Problem to solve> Collect all lines from the records below that include the word "data".

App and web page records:
****************************************

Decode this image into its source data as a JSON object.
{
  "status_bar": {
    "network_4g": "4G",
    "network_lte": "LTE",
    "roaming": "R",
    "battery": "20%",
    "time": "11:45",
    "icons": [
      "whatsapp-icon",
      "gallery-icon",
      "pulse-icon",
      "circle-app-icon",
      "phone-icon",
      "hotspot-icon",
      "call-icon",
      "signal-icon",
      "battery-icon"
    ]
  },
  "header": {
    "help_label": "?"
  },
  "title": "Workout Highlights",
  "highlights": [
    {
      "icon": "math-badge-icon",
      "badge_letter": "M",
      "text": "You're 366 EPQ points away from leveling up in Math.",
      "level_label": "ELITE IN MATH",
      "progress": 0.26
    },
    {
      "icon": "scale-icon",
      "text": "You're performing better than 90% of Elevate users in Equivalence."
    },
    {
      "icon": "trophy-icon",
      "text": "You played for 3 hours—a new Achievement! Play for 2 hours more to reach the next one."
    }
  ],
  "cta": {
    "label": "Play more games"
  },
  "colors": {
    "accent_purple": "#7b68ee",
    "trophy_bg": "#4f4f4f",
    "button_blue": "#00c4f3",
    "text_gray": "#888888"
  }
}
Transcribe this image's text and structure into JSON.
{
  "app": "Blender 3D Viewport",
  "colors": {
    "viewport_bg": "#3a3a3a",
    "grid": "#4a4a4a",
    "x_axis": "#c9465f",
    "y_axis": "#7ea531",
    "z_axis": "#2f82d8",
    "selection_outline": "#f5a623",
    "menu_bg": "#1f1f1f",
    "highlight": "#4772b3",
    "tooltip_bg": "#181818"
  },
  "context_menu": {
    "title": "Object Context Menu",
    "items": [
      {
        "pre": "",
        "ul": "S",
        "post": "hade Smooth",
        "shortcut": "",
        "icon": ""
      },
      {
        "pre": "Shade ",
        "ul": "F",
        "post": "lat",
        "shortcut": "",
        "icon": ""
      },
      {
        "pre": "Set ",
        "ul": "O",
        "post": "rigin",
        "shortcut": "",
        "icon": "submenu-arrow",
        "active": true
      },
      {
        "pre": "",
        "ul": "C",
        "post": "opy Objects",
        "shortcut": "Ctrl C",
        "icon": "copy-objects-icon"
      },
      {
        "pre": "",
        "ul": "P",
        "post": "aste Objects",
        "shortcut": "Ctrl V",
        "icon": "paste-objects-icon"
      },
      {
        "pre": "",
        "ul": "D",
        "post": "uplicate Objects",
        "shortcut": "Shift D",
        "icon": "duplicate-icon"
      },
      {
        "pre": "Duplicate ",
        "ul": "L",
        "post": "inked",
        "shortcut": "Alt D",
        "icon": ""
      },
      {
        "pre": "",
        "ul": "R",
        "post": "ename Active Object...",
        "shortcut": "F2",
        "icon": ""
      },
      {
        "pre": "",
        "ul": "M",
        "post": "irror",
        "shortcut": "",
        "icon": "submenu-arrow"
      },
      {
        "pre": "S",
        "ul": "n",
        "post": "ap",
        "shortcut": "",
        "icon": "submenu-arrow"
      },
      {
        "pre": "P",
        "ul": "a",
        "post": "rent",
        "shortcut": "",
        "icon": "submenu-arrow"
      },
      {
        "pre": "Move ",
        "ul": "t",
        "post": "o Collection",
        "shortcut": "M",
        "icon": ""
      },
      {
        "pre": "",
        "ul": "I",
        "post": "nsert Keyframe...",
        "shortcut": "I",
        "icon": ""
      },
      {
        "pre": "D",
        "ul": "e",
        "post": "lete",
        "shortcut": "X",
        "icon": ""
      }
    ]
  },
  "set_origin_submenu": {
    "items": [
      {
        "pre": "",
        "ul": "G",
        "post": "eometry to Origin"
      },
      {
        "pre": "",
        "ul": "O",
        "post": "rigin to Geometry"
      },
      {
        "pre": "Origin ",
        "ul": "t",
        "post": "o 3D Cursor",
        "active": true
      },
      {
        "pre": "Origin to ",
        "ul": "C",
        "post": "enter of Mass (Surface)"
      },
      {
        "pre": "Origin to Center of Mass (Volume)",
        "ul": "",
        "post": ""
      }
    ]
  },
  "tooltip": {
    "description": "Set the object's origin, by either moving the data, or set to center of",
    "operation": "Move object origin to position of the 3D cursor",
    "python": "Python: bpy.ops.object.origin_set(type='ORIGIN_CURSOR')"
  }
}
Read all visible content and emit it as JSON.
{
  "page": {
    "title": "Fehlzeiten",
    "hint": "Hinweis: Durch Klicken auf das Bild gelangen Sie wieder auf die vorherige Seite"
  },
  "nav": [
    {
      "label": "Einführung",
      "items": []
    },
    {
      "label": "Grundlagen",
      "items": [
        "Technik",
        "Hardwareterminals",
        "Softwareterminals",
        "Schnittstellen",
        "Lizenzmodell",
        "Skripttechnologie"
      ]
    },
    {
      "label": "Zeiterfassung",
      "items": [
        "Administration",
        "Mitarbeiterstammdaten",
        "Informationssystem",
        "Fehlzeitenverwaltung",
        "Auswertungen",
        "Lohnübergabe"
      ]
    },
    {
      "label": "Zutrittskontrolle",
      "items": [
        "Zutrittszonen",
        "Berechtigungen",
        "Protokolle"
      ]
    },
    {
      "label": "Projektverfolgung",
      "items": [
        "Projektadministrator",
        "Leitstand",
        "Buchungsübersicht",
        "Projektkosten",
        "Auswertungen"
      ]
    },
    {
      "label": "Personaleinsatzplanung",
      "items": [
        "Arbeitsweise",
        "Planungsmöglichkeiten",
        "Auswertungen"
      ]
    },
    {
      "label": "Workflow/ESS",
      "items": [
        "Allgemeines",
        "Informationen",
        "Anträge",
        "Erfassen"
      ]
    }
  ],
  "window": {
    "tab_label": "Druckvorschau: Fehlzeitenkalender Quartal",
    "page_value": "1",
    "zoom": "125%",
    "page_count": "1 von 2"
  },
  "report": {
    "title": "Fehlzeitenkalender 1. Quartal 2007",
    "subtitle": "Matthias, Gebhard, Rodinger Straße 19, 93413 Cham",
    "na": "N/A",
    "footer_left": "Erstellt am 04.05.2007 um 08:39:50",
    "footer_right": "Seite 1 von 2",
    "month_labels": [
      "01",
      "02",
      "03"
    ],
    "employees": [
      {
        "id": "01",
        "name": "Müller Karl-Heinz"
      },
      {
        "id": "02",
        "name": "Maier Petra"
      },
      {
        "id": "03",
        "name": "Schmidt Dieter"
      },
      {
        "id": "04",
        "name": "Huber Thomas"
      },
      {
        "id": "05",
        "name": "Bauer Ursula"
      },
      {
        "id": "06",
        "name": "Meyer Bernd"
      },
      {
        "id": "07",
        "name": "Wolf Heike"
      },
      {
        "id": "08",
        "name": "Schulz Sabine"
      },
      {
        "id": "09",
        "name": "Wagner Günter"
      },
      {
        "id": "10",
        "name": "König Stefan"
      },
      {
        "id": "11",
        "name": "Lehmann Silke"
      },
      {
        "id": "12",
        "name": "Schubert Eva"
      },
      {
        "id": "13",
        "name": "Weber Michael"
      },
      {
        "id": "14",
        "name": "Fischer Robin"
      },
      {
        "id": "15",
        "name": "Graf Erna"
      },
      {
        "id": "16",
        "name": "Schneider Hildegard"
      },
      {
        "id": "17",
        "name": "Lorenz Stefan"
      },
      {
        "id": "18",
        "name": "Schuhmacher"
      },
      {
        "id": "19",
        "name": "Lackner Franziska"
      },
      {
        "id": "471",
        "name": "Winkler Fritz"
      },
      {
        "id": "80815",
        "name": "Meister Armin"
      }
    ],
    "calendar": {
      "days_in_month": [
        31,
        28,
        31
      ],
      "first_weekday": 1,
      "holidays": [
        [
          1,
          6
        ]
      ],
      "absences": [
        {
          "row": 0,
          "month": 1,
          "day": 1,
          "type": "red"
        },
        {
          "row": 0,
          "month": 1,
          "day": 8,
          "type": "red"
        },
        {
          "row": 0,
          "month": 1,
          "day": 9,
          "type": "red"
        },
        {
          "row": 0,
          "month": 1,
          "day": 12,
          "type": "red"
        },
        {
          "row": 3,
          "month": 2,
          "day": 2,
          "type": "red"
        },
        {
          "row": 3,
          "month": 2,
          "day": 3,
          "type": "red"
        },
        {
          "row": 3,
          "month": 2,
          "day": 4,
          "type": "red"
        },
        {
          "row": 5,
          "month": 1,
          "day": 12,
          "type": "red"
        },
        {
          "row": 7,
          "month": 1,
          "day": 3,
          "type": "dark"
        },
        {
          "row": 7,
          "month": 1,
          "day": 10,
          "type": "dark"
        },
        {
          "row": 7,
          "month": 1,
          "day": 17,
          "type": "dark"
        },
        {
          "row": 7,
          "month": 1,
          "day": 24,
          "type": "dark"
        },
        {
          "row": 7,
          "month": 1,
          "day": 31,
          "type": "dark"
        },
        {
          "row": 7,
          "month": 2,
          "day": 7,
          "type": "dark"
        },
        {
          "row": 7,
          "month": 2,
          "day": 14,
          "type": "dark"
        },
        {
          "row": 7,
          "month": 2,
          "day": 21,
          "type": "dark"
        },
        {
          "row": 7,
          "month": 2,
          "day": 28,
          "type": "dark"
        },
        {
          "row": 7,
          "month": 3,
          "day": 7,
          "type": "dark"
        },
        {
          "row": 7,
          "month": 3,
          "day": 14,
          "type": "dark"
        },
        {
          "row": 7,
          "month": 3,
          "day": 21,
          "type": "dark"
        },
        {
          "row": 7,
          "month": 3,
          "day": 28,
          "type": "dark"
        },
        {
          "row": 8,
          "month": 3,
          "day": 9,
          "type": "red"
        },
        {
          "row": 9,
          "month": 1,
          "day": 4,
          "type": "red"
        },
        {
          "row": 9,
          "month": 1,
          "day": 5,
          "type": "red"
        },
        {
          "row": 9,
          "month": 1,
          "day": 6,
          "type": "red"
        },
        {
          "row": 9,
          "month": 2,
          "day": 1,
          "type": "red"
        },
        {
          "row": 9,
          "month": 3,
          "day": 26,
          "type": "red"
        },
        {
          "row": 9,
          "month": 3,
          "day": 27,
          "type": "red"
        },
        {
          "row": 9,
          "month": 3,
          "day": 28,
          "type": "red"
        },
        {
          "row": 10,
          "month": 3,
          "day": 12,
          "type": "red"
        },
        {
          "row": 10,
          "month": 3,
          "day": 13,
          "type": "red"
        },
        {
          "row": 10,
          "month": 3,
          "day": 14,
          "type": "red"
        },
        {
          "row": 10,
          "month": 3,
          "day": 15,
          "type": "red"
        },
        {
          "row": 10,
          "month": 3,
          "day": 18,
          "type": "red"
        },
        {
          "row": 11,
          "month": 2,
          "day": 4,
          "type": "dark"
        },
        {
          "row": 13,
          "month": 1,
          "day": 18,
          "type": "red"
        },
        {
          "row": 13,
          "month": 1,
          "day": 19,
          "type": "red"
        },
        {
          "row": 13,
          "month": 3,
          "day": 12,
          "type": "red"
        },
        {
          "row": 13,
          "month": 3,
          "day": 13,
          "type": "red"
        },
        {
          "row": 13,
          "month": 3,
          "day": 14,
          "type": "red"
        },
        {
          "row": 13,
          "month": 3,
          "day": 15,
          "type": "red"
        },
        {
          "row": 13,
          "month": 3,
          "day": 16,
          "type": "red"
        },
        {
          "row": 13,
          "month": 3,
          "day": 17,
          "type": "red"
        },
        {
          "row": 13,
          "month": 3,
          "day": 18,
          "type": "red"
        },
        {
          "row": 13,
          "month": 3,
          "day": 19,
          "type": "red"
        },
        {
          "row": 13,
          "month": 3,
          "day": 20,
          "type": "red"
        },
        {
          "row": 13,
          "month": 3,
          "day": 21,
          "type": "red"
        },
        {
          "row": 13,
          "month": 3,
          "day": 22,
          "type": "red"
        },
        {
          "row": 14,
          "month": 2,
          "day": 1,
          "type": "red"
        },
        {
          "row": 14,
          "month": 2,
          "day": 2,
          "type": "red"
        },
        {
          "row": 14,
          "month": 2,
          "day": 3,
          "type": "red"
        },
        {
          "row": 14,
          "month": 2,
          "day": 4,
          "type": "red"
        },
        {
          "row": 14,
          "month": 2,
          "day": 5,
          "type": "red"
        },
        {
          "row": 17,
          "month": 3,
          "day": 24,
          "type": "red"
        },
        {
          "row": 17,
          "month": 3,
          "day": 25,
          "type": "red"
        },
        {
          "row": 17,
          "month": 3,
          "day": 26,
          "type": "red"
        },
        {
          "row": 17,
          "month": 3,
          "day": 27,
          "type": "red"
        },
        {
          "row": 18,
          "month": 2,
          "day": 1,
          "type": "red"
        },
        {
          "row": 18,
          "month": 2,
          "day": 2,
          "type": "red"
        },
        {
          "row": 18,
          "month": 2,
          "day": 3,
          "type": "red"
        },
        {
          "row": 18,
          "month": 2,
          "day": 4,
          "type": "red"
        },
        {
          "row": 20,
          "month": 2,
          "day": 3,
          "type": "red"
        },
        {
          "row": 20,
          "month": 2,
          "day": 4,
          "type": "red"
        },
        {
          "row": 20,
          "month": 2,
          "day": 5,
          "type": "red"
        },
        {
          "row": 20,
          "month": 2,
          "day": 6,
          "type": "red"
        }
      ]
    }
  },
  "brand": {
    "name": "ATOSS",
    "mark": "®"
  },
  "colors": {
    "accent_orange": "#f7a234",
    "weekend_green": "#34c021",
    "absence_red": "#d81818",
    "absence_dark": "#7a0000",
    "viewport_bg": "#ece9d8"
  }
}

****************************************

Exercise result>
Decode this image into its source data as a JSON object.
    "description": "Set the object's origin, by either moving the data, or set to center of",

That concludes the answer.